• **Exercise instructions**
Every line that holds the word "ByLayer" needs to be copied from the data below.

• **Provided entries**
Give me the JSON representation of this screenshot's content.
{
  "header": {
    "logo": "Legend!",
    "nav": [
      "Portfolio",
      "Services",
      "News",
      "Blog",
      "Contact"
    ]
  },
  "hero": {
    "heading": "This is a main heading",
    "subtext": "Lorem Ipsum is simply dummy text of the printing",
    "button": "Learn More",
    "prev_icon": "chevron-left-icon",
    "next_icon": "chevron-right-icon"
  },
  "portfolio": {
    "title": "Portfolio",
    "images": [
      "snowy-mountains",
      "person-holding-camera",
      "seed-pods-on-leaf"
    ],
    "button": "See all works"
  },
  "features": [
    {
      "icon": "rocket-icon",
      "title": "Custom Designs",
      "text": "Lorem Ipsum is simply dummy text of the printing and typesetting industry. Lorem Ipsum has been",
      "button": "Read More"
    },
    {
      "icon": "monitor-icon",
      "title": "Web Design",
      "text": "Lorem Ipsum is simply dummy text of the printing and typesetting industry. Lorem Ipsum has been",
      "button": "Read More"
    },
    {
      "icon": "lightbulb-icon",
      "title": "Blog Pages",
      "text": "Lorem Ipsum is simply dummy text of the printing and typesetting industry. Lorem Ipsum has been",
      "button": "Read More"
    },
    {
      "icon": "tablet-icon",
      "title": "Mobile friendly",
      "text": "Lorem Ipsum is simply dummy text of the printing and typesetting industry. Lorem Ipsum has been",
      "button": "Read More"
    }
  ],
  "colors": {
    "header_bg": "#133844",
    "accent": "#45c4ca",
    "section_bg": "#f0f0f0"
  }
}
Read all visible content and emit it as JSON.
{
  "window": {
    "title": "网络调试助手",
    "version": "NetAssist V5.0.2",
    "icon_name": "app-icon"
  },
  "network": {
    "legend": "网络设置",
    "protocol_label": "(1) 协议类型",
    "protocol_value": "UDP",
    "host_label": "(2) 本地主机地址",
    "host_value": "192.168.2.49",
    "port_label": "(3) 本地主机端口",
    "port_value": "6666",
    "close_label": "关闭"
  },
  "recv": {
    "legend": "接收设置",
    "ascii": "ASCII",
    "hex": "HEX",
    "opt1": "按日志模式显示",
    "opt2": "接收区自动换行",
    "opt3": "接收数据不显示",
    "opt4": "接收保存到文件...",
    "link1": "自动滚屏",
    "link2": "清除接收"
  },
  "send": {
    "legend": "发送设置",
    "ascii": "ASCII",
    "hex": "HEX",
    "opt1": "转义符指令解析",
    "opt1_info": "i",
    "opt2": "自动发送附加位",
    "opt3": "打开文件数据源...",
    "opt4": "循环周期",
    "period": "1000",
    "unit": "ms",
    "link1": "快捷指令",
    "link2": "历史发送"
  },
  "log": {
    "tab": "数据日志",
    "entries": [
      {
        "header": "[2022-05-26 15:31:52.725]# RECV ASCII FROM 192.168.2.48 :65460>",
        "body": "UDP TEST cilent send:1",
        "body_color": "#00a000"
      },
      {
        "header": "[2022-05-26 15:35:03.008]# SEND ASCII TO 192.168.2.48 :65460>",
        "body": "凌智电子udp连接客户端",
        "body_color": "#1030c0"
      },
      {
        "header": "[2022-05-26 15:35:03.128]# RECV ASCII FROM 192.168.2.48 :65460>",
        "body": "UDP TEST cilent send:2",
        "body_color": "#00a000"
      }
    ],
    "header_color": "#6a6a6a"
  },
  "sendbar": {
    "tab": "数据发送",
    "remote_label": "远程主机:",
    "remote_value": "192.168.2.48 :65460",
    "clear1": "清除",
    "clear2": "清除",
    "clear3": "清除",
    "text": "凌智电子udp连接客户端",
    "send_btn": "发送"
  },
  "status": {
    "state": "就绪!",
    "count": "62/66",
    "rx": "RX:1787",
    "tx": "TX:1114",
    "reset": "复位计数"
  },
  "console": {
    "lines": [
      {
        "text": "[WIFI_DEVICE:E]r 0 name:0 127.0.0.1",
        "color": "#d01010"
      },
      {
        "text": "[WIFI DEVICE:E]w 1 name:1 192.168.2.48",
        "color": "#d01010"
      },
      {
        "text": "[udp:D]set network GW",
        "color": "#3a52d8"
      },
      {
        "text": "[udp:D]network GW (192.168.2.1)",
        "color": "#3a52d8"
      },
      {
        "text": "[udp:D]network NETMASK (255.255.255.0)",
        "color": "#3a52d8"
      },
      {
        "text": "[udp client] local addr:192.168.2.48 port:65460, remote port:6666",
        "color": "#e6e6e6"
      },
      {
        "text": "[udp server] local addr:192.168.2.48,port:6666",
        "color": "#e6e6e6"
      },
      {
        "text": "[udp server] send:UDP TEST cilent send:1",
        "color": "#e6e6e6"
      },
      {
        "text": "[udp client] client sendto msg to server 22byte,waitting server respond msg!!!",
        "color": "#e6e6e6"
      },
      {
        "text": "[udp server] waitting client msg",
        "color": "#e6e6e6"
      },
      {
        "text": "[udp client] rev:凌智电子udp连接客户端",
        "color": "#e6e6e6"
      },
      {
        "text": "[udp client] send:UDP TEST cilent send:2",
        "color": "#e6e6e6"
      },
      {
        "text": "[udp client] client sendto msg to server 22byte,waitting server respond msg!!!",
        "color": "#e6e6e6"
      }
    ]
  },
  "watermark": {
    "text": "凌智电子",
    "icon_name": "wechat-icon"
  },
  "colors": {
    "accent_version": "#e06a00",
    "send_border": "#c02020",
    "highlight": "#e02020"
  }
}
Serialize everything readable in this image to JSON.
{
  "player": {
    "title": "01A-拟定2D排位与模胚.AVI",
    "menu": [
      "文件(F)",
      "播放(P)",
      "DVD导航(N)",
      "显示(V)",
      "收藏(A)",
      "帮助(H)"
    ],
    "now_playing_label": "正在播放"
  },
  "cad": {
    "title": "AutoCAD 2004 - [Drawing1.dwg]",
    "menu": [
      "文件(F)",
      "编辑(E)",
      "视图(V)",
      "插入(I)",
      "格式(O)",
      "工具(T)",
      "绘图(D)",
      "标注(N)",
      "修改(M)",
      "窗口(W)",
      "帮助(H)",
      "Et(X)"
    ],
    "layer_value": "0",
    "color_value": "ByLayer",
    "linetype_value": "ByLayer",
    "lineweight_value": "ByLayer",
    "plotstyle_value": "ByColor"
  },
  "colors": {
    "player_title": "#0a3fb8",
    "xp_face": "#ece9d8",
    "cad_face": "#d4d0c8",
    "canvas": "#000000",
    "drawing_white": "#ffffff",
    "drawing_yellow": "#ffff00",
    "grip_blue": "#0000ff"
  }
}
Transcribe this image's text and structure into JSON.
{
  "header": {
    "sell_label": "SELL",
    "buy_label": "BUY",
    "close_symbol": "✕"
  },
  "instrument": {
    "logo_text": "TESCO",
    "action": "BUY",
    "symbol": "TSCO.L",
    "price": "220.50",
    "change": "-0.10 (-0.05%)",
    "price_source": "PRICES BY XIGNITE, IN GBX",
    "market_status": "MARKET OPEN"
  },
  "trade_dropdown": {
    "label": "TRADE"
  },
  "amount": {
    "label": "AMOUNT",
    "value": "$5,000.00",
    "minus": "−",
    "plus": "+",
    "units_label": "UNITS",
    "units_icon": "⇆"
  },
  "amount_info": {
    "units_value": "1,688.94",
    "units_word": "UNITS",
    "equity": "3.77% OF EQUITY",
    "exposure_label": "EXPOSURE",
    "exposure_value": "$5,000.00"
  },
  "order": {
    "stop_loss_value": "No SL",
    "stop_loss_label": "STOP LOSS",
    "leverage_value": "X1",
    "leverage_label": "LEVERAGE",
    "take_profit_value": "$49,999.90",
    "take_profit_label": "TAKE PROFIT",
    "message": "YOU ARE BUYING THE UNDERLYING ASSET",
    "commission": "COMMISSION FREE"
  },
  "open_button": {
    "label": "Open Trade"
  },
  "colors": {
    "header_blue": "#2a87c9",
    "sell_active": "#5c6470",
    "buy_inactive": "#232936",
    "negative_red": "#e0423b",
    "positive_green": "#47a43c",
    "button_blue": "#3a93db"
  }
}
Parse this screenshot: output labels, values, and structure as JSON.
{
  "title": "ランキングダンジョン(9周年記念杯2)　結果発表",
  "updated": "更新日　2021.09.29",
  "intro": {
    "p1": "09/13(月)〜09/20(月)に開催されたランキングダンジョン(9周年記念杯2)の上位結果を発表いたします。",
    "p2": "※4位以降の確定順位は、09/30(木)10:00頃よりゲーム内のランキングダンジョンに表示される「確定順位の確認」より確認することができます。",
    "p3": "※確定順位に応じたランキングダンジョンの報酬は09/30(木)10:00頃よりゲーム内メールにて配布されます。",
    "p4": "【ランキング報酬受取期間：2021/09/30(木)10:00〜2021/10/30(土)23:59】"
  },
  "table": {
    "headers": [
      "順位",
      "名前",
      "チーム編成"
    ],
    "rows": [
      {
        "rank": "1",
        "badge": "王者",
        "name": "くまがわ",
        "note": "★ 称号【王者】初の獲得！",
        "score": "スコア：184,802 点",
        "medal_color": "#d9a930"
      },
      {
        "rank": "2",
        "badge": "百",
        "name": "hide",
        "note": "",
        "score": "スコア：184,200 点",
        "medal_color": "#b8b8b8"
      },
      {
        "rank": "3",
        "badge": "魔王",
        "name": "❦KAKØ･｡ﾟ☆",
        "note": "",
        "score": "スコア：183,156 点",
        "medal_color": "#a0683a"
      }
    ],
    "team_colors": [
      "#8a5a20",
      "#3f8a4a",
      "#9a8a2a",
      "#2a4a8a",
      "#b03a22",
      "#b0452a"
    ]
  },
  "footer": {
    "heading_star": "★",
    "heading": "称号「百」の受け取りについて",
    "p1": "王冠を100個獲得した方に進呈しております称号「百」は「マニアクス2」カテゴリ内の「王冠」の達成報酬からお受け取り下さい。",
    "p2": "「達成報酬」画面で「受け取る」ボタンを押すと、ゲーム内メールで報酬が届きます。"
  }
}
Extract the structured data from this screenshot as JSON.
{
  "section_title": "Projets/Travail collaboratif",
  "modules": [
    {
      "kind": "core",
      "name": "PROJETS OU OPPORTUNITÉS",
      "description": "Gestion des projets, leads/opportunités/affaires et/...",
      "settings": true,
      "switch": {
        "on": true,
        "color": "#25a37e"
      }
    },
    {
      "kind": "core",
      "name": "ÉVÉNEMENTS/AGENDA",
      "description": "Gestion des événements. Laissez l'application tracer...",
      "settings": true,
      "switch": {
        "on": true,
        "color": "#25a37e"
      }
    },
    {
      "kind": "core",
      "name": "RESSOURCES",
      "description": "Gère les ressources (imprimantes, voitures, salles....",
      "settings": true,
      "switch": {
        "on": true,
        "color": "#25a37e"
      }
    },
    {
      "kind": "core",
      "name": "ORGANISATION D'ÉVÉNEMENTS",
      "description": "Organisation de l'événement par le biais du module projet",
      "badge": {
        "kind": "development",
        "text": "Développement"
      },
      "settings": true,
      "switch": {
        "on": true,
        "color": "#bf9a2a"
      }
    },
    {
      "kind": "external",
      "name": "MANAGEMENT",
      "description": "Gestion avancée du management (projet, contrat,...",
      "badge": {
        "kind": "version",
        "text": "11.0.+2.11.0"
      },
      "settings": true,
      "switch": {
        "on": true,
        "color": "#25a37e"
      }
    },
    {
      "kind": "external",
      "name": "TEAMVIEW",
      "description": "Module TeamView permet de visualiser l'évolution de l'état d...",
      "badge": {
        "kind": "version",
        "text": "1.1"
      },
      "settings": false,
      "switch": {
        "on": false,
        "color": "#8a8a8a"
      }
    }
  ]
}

• **Problem solution**
    "color_value": "ByLayer",
    "linetype_value": "ByLayer",
    "lineweight_value": "ByLayer",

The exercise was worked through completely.